**Requirement**
Replicate the data exactly, every line included.

----- Provided information -----

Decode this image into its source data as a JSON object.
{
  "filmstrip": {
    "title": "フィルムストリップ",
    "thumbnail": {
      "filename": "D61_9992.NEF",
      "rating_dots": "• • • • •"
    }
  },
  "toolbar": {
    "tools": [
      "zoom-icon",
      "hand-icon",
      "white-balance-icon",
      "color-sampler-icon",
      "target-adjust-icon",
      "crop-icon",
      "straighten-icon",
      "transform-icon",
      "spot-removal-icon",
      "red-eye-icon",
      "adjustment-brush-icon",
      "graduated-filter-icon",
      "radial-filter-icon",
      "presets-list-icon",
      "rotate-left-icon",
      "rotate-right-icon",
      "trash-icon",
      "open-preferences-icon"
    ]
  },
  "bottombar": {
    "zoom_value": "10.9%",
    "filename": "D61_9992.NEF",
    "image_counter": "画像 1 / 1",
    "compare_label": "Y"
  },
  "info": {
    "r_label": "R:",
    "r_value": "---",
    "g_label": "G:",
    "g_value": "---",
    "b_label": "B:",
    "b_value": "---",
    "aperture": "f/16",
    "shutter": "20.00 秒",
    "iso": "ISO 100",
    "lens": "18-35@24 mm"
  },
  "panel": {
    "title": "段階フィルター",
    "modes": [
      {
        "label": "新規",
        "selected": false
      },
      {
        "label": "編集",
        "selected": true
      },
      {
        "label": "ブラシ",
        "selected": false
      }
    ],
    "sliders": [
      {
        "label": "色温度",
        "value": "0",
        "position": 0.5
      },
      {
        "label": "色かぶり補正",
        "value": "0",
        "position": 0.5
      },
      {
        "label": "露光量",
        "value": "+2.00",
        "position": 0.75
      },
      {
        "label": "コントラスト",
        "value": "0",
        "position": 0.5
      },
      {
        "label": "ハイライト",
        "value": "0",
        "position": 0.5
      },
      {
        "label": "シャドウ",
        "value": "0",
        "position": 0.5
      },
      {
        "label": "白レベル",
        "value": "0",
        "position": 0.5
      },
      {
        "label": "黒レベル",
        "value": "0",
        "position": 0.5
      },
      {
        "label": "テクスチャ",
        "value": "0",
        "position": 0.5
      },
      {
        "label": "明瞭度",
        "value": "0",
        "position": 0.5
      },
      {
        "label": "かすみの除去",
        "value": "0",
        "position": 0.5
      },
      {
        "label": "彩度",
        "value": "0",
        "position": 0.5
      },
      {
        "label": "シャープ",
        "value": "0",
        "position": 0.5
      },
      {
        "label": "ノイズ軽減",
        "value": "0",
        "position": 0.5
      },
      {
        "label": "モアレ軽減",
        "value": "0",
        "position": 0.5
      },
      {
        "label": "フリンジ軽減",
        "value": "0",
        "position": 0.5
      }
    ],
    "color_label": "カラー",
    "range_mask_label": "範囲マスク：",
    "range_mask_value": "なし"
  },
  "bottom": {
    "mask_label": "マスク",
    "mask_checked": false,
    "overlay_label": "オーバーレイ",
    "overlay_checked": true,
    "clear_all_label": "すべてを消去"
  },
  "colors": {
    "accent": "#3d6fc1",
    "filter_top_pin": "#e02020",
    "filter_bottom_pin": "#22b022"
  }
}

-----

**Task response**
Decode this image into its source data as a JSON object.
{
  "filmstrip": {
    "title": "フィルムストリップ",
    "thumbnail": {
      "filename": "D61_9992.NEF",
      "rating_dots": "• • • • •"
    }
  },
  "toolbar": {
    "tools": [
      "zoom-icon",
      "hand-icon",
      "white-balance-icon",
      "color-sampler-icon",
      "target-adjust-icon",
      "crop-icon",
      "straighten-icon",
      "transform-icon",
      "spot-removal-icon",
      "red-eye-icon",
      "adjustment-brush-icon",
      "graduated-filter-icon",
      "radial-filter-icon",
      "presets-list-icon",
      "rotate-left-icon",
      "rotate-right-icon",
      "trash-icon",
      "open-preferences-icon"
    ]
  },
  "bottombar": {
    "zoom_value": "10.9%",
    "filename": "D61_9992.NEF",
    "image_counter": "画像 1 / 1",
    "compare_label": "Y"
  },
  "info": {
    "r_label": "R:",
    "r_value": "---",
    "g_label": "G:",
    "g_value": "---",
    "b_label": "B:",
    "b_value": "---",
    "aperture": "f/16",
    "shutter": "20.00 秒",
    "iso": "ISO 100",
    "lens": "18-35@24 mm"
  },
  "panel": {
    "title": "段階フィルター",
    "modes": [
      {
        "label": "新規",
        "selected": false
      },
      {
        "label": "編集",
        "selected": true
      },
      {
        "label": "ブラシ",
        "selected": false
      }
    ],
    "sliders": [
      {
        "label": "色温度",
        "value": "0",
        "position": 0.5
      },
      {
        "label": "色かぶり補正",
        "value": "0",
        "position": 0.5
      },
      {
        "label": "露光量",
        "value": "+2.00",
        "position": 0.75
      },
      {
        "label": "コントラスト",
        "value": "0",
        "position": 0.5
      },
      {
        "label": "ハイライト",
        "value": "0",
        "position": 0.5
      },
      {
        "label": "シャドウ",
        "value": "0",
        "position": 0.5
      },
      {
        "label": "白レベル",
        "value": "0",
        "position": 0.5
      },
      {
        "label": "黒レベル",
        "value": "0",
        "position": 0.5
      },
      {
        "label": "テクスチャ",
        "value": "0",
        "position": 0.5
      },
      {
        "label": "明瞭度",
        "value": "0",
        "position": 0.5
      },
      {
        "label": "かすみの除去",
        "value": "0",
        "position": 0.5
      },
      {
        "label": "彩度",
        "value": "0",
        "position": 0.5
      },
      {
        "label": "シャープ",
        "value": "0",
        "position": 0.5
      },
      {
        "label": "ノイズ軽減",
        "value": "0",
        "position": 0.5
      },
      {
        "label": "モアレ軽減",
        "value": "0",
        "position": 0.5
      },
      {
        "label": "フリンジ軽減",
        "value": "0",
        "position": 0.5
      }
    ],
    "color_label": "カラー",
    "range_mask_label": "範囲マスク：",
    "range_mask_value": "なし"
  },
  "bottom": {
    "mask_label": "マスク",
    "mask_checked": false,
    "overlay_label": "オーバーレイ",
    "overlay_checked": true,
    "clear_all_label": "すべてを消去"
  },
  "colors": {
    "accent": "#3d6fc1",
    "filter_top_pin": "#e02020",
    "filter_bottom_pin": "#22b022"
  }
}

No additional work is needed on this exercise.